IoM report: Randomised trials not the gold standard in postmarketing safety studies
This article was originally published in Scrip
The traditional hierarchies of evidence based on study design used to decide whether a new drug should be allowed on to the market should be turned upside down when it comes to postmarketing safety studies, the US Institute of Medicine (IoM) has advised the US FDA in a report released on 9 July.
You may also be interested in...
Clouds had seemed to hover over ThromboGenics ophthalmologic drug ocriplasmin earlier this week when the USFDA staff expressed worries about the extent of adverse events reported in the two Phase III trials supporting its biologics license application (BLA). But they were substantially dispersed on July 26 when the agency's panel of outside advisors voted unanimously that its benefits outweigh its risks.
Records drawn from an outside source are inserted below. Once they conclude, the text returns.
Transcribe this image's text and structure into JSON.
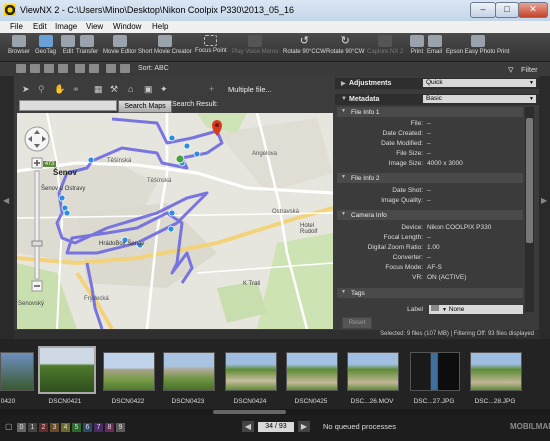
{
  "window": {
    "title": "ViewNX 2 - C:\\Users\\Mino\\Desktop\\Nikon Coolpix P330\\2013_05_16",
    "minimize": "–",
    "maximize": "□",
    "close": "✕"
  },
  "menu": [
    "File",
    "Edit",
    "Image",
    "View",
    "Window",
    "Help"
  ],
  "toolbar": {
    "items": [
      "Browser",
      "GeoTag",
      "Edit",
      "Transfer",
      "Movie Editor",
      "Short Movie Creator",
      "Focus Point",
      "Play Voice Memo",
      "Rotate 90°CCW",
      "Rotate 90°CW",
      "Capture NX 2",
      "Print",
      "Email",
      "Epson Easy Photo Print"
    ],
    "filter_label": "Filter"
  },
  "subbar": {
    "sort_label": "Sort: ABC"
  },
  "map": {
    "multiple_file_label": "Multiple file...",
    "search_placeholder": "",
    "search_button": "Search Maps",
    "search_result_label": "Search Result:",
    "road_number": "473",
    "places": [
      "Šenov",
      "Šenov u Ostravy",
      "Těšínská",
      "Těšínská",
      "Ostravská",
      "Hotel Rudolf",
      "Frýdecká",
      "Angelova",
      "K Trati",
      "HrádoBox Šenov",
      "Senovský",
      "Frýdecká"
    ],
    "route_color": "#6b68e0",
    "pin_color": "#2f8de0",
    "accent_pin": "#d63a1f",
    "current_pin": "#46a33a"
  },
  "panel": {
    "adjustments_label": "Adjustments",
    "adjustments_value": "Quick",
    "metadata_label": "Metadata",
    "metadata_value": "Basic",
    "file_info_1": {
      "title": "File Info 1",
      "rows": [
        {
          "k": "File:",
          "v": "–"
        },
        {
          "k": "Date Created:",
          "v": "–"
        },
        {
          "k": "Date Modified:",
          "v": "–"
        },
        {
          "k": "File Size:",
          "v": "–"
        },
        {
          "k": "Image Size:",
          "v": "4000 x 3000"
        }
      ]
    },
    "file_info_2": {
      "title": "File Info 2",
      "rows": [
        {
          "k": "Date Shot:",
          "v": "–"
        },
        {
          "k": "Image Quality:",
          "v": "–"
        }
      ]
    },
    "camera_info": {
      "title": "Camera Info",
      "rows": [
        {
          "k": "Device:",
          "v": "Nikon COOLPIX P330"
        },
        {
          "k": "Focal Length:",
          "v": "–"
        },
        {
          "k": "Digital Zoom Ratio:",
          "v": "1.00"
        },
        {
          "k": "Converter:",
          "v": "–"
        },
        {
          "k": "Focus Mode:",
          "v": "AF-S"
        },
        {
          "k": "VR:",
          "v": "ON (ACTIVE)"
        }
      ]
    },
    "tags": {
      "title": "Tags",
      "label_key": "Label",
      "label_value": "None"
    },
    "reset": "Reset"
  },
  "status": "Selected: 9 files (107 MB) | Filtering Off: 93 files displayed",
  "filmstrip": {
    "labels": [
      "0420",
      "DSCN0421",
      "DSCN0422",
      "DSCN0423",
      "DSCN0424",
      "DSCN0425",
      "DSC...26.MOV",
      "DSC...27.JPG",
      "DSC...28.JPG"
    ]
  },
  "bottom": {
    "numbers": [
      "0",
      "1",
      "2",
      "3",
      "4",
      "5",
      "6",
      "7",
      "8",
      "9"
    ],
    "page": "34 / 93",
    "queue": "No queued processes",
    "logo": "MOBILMANIA"
  }
}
The solid endorsement came despite the fact that, minutes before the decision, three of the 10 committee members had said that the federal regulator should demand new safety studies before approving the intravitreal injection, intended to treat symptomatic vitreomacular adhesions (sVMA) including macular hole.
The USFDA ophthalmic drugs advisory committee did more than recommend that the agency approve the pending biologics license application (BLA) from Roche's Genentech arm to add to the label for Lucentis (ranibizumab) a new indication for the treatment of diabetic macular oedema (DMO). The outside experts aggressively cheered the drug.
US FDA staff analysts are largely supportive of the application from Roche's Genentech unit to add a new indication to its ophthalmic anti-VEGF antibody Lucentis (ranibizumab). The agency's advisory board of outside experts will on July 26 consider whether the drug should be approved as a treatment for diabetic macular oedema (DMO). The staff analysts from the division of transplant and ophthalmic products note that Lucentis, approved for treatment of wet age-related macular degeneration (AMD) and macular oedema following retinal vein occlusion, has been on the US market since June 2006 and "no postmarketing data or experience as been submitted to the division which affects the safety or efficacy of the product."